Segment Start: SOURCE MATERIAL

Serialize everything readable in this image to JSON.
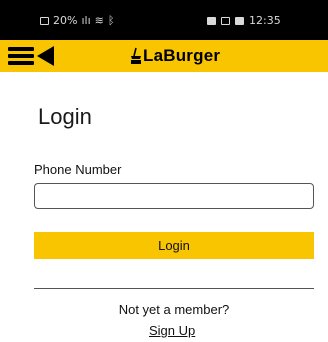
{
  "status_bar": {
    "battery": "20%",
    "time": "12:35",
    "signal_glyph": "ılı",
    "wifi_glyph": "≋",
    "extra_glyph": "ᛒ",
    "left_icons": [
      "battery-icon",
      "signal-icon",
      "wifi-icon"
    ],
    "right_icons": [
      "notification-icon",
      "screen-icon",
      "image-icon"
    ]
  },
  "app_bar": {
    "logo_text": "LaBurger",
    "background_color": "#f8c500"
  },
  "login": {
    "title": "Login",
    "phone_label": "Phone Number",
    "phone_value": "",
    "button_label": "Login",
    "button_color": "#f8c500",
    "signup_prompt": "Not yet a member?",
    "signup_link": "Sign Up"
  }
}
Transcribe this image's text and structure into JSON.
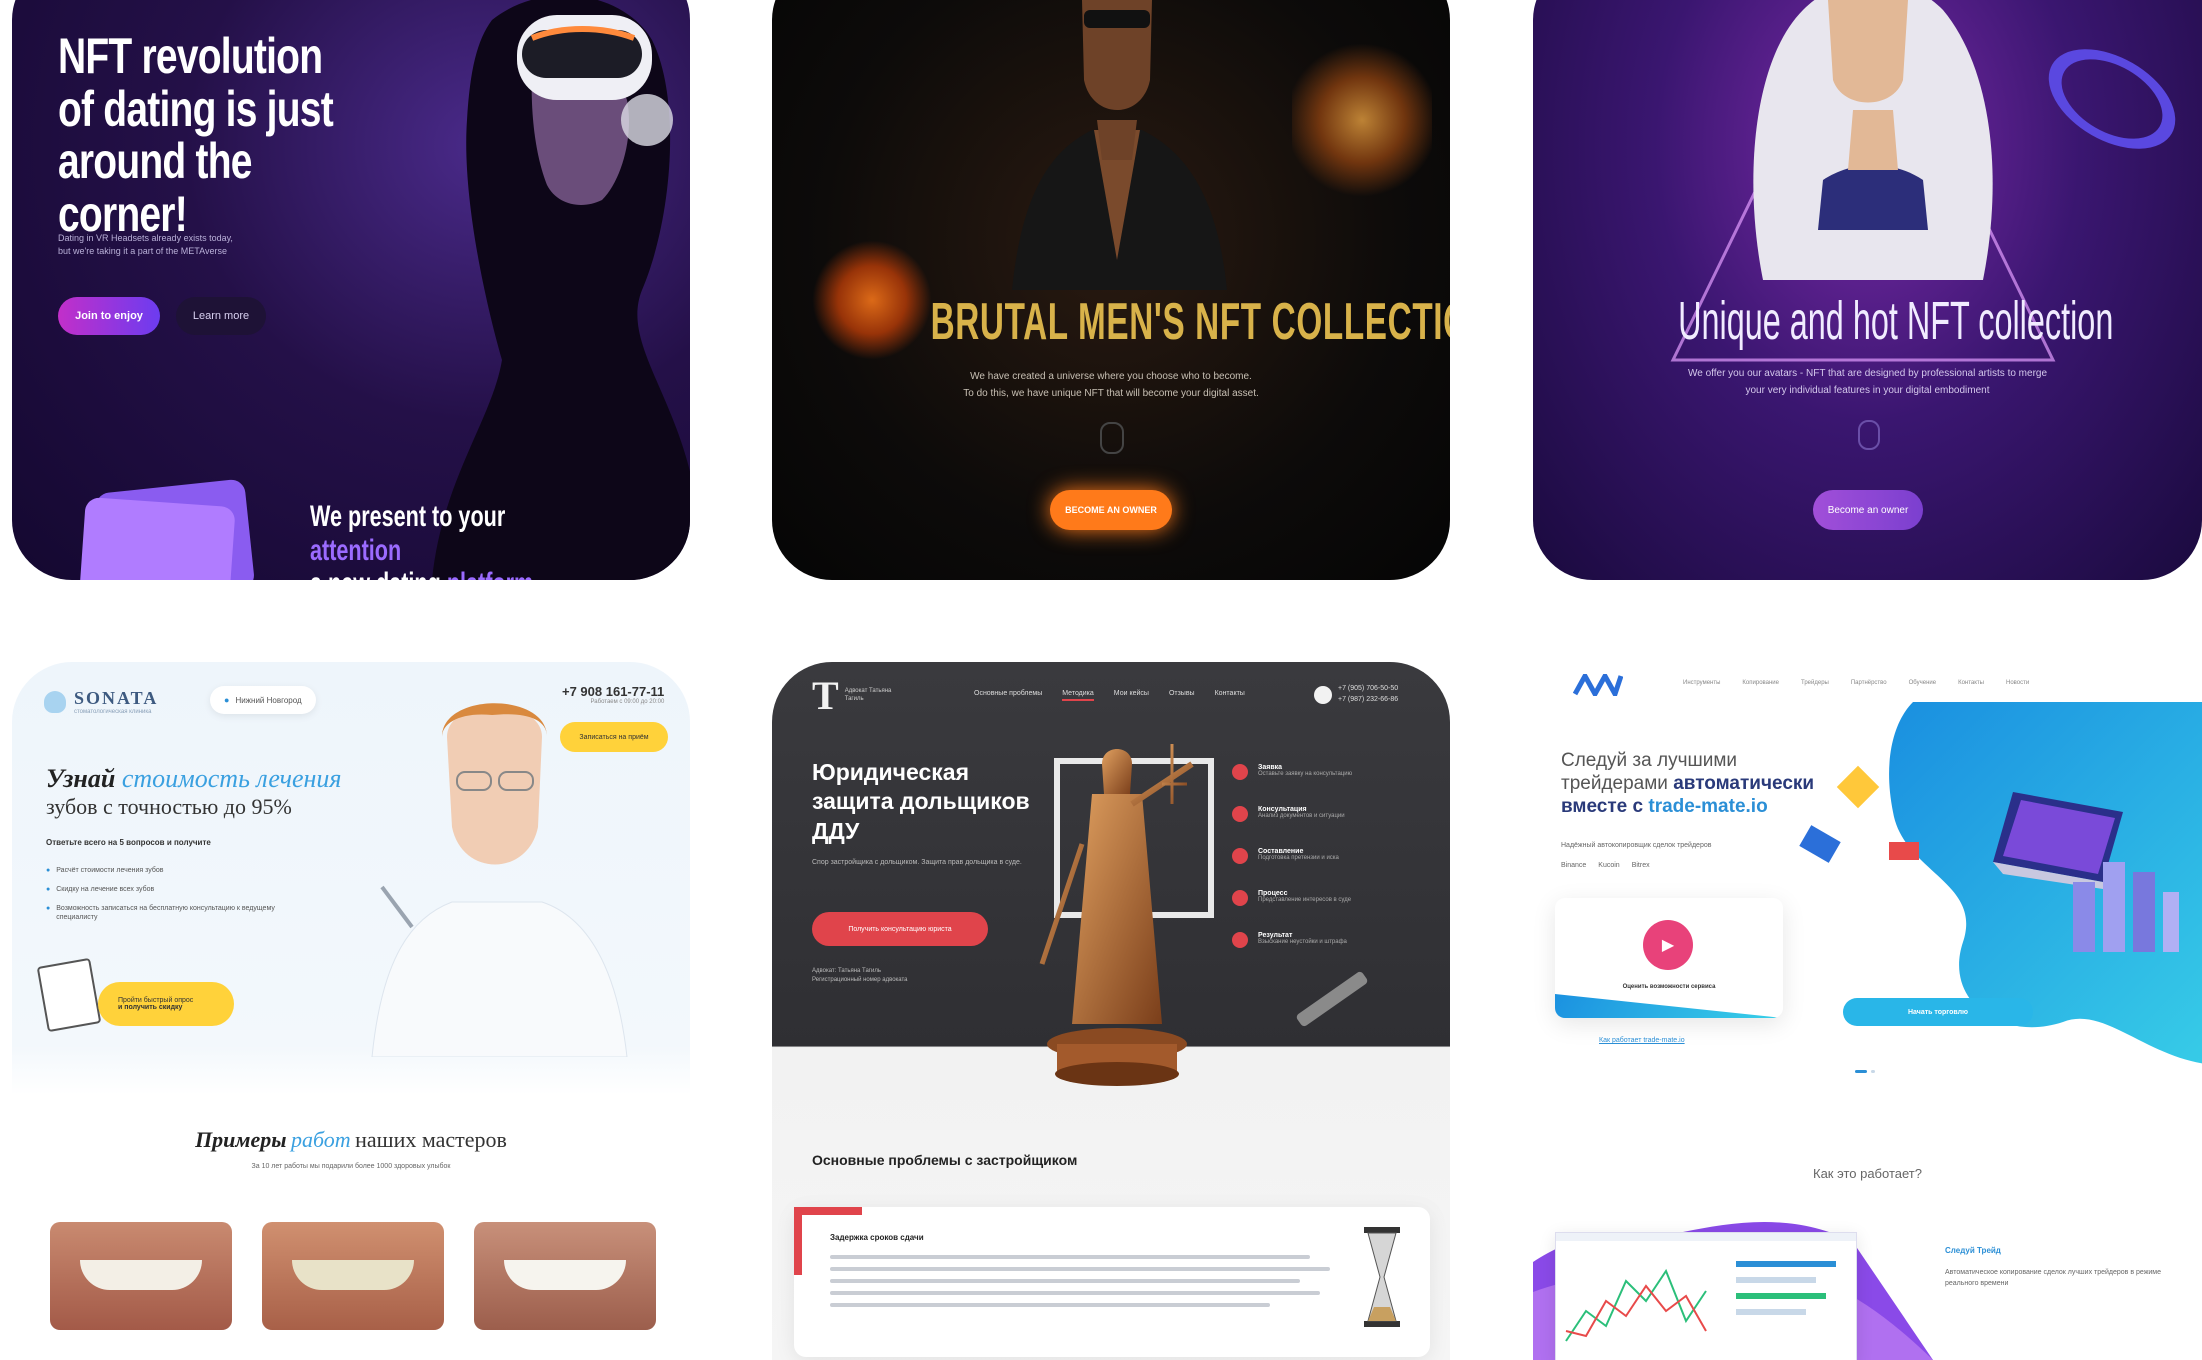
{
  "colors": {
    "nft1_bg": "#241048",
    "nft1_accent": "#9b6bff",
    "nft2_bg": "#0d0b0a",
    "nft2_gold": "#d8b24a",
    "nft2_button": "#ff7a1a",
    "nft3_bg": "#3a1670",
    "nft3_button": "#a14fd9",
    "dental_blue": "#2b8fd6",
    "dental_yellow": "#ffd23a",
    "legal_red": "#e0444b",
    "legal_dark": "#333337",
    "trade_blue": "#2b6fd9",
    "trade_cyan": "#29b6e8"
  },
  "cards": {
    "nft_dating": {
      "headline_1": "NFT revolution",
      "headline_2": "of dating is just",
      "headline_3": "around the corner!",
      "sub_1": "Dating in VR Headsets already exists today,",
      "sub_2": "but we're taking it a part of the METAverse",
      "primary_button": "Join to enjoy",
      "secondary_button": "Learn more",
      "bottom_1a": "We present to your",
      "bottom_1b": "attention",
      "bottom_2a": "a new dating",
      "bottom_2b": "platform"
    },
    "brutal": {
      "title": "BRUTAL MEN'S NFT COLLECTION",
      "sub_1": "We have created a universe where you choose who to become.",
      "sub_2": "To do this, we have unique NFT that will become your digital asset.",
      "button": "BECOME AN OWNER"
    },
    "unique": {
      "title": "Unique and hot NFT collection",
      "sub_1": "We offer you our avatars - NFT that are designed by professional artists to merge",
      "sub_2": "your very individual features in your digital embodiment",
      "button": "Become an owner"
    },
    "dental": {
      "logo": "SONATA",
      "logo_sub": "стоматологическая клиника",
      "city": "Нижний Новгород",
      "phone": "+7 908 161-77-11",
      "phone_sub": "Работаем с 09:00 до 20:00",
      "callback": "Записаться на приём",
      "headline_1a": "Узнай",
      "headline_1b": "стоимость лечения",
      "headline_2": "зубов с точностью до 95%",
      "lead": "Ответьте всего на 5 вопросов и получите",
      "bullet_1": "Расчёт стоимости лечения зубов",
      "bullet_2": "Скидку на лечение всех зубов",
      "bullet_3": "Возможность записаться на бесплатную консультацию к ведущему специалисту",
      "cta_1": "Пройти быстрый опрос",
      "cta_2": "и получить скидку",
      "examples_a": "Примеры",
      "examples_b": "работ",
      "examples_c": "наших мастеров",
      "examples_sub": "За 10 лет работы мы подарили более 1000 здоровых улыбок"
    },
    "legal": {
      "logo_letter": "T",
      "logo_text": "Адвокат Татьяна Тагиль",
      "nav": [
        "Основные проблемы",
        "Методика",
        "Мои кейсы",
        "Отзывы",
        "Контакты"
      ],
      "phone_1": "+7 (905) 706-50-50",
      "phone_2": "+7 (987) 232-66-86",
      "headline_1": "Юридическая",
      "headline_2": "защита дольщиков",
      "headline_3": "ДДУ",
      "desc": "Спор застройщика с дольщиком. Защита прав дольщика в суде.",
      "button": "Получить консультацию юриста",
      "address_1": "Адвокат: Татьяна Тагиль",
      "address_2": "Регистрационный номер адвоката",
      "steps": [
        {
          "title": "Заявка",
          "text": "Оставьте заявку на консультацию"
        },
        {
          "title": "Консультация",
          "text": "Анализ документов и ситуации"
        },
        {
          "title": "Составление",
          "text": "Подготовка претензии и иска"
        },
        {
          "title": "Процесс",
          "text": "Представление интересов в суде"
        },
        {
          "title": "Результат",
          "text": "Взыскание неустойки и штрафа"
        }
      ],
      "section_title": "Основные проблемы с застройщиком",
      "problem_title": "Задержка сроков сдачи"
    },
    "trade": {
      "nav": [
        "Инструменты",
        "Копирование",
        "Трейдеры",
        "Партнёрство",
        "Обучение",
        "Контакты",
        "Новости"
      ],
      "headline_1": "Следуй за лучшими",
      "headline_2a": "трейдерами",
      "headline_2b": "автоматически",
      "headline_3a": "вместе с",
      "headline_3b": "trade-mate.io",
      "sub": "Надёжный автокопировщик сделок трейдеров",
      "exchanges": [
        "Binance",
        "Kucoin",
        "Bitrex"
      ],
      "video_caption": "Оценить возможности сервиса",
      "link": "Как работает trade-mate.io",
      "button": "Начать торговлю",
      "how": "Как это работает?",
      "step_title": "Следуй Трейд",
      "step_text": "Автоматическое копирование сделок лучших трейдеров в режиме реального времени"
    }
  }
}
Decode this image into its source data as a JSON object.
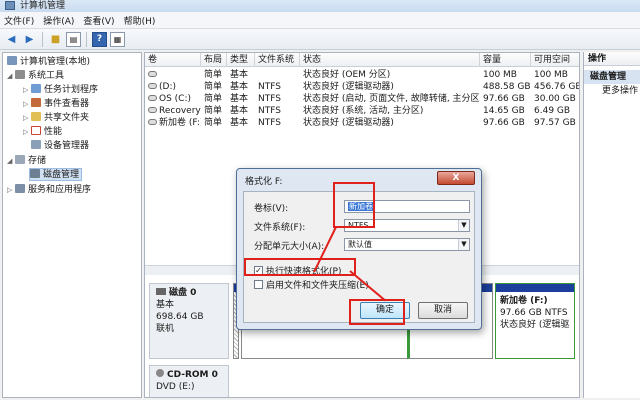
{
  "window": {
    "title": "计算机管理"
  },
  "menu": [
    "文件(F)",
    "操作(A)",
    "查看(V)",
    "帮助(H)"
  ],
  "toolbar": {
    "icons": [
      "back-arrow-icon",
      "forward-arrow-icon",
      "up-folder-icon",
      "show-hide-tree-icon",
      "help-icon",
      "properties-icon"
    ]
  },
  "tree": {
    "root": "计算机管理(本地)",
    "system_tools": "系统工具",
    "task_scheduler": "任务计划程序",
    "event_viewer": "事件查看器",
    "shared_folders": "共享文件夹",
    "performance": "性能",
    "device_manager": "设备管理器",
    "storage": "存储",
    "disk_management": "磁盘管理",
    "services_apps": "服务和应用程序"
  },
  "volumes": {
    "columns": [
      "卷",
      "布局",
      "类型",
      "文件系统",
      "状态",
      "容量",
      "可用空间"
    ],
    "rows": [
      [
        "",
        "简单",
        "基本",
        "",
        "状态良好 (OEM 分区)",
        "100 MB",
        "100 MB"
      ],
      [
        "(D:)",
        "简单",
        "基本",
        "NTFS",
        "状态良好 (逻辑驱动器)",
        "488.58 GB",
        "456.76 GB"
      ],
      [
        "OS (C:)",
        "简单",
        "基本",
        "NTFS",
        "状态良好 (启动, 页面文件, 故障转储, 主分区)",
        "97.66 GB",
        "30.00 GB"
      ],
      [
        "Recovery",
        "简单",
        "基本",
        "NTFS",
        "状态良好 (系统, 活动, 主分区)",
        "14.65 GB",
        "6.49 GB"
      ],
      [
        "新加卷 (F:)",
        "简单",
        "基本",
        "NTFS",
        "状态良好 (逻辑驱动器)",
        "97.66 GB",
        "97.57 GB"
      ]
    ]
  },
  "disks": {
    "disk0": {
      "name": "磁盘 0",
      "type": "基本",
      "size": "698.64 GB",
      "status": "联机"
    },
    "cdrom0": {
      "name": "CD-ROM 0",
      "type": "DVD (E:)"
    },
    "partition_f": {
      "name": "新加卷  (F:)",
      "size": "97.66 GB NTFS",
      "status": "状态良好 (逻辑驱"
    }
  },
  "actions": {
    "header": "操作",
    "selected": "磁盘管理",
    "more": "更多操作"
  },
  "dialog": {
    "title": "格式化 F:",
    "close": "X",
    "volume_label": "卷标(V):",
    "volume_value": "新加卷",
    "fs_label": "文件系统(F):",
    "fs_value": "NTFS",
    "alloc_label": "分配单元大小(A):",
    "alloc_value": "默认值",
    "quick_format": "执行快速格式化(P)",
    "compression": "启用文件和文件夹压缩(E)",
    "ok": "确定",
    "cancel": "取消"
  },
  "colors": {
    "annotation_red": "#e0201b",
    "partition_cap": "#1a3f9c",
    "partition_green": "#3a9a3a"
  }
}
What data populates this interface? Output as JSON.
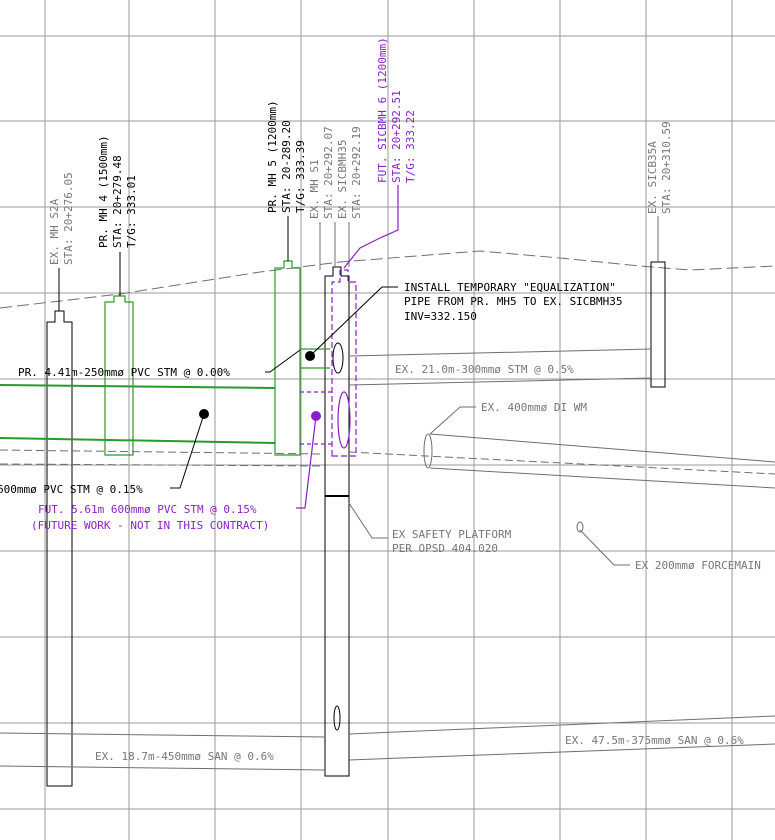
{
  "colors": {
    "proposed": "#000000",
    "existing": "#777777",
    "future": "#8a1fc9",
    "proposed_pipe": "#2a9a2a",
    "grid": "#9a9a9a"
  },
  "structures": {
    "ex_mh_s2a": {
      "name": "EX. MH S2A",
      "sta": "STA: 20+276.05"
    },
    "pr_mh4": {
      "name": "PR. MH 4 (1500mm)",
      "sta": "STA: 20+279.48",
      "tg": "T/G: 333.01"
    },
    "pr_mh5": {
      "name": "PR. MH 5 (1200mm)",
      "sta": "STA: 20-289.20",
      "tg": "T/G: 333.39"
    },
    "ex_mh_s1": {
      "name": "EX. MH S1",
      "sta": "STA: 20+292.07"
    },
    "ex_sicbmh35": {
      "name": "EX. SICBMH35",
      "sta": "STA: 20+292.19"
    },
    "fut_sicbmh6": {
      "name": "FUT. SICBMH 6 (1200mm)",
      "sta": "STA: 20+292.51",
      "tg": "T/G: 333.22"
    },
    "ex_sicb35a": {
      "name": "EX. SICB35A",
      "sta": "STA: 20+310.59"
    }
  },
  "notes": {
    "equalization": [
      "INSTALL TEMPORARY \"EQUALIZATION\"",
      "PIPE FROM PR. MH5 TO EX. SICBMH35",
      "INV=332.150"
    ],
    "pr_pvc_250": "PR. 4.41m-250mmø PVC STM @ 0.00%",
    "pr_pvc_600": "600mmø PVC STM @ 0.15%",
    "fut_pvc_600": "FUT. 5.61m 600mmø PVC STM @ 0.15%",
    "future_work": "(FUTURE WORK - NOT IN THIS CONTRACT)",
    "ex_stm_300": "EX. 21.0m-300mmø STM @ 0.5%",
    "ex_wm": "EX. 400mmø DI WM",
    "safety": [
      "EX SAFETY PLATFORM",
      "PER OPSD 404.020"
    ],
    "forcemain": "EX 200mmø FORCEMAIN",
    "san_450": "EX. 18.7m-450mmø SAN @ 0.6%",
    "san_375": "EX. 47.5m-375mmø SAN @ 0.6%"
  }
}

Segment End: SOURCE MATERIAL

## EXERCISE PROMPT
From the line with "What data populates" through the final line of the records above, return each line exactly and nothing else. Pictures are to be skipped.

## TASK OUTPUT
What data populates this interface? Output as JSON.
{
  "colors": {
    "proposed": "#000000",
    "existing": "#777777",
    "future": "#8a1fc9",
    "proposed_pipe": "#2a9a2a",
    "grid": "#9a9a9a"
  },
  "structures": {
    "ex_mh_s2a": {
      "name": "EX. MH S2A",
      "sta": "STA: 20+276.05"
    },
    "pr_mh4": {
      "name": "PR. MH 4 (1500mm)",
      "sta": "STA: 20+279.48",
      "tg": "T/G: 333.01"
    },
    "pr_mh5": {
      "name": "PR. MH 5 (1200mm)",
      "sta": "STA: 20-289.20",
      "tg": "T/G: 333.39"
    },
    "ex_mh_s1": {
      "name": "EX. MH S1",
      "sta": "STA: 20+292.07"
    },
    "ex_sicbmh35": {
      "name": "EX. SICBMH35",
      "sta": "STA: 20+292.19"
    },
    "fut_sicbmh6": {
      "name": "FUT. SICBMH 6 (1200mm)",
      "sta": "STA: 20+292.51",
      "tg": "T/G: 333.22"
    },
    "ex_sicb35a": {
      "name": "EX. SICB35A",
      "sta": "STA: 20+310.59"
    }
  },
  "notes": {
    "equalization": [
      "INSTALL TEMPORARY \"EQUALIZATION\"",
      "PIPE FROM PR. MH5 TO EX. SICBMH35",
      "INV=332.150"
    ],
    "pr_pvc_250": "PR. 4.41m-250mmø PVC STM @ 0.00%",
    "pr_pvc_600": "600mmø PVC STM @ 0.15%",
    "fut_pvc_600": "FUT. 5.61m 600mmø PVC STM @ 0.15%",
    "future_work": "(FUTURE WORK - NOT IN THIS CONTRACT)",
    "ex_stm_300": "EX. 21.0m-300mmø STM @ 0.5%",
    "ex_wm": "EX. 400mmø DI WM",
    "safety": [
      "EX SAFETY PLATFORM",
      "PER OPSD 404.020"
    ],
    "forcemain": "EX 200mmø FORCEMAIN",
    "san_450": "EX. 18.7m-450mmø SAN @ 0.6%",
    "san_375": "EX. 47.5m-375mmø SAN @ 0.6%"
  }
}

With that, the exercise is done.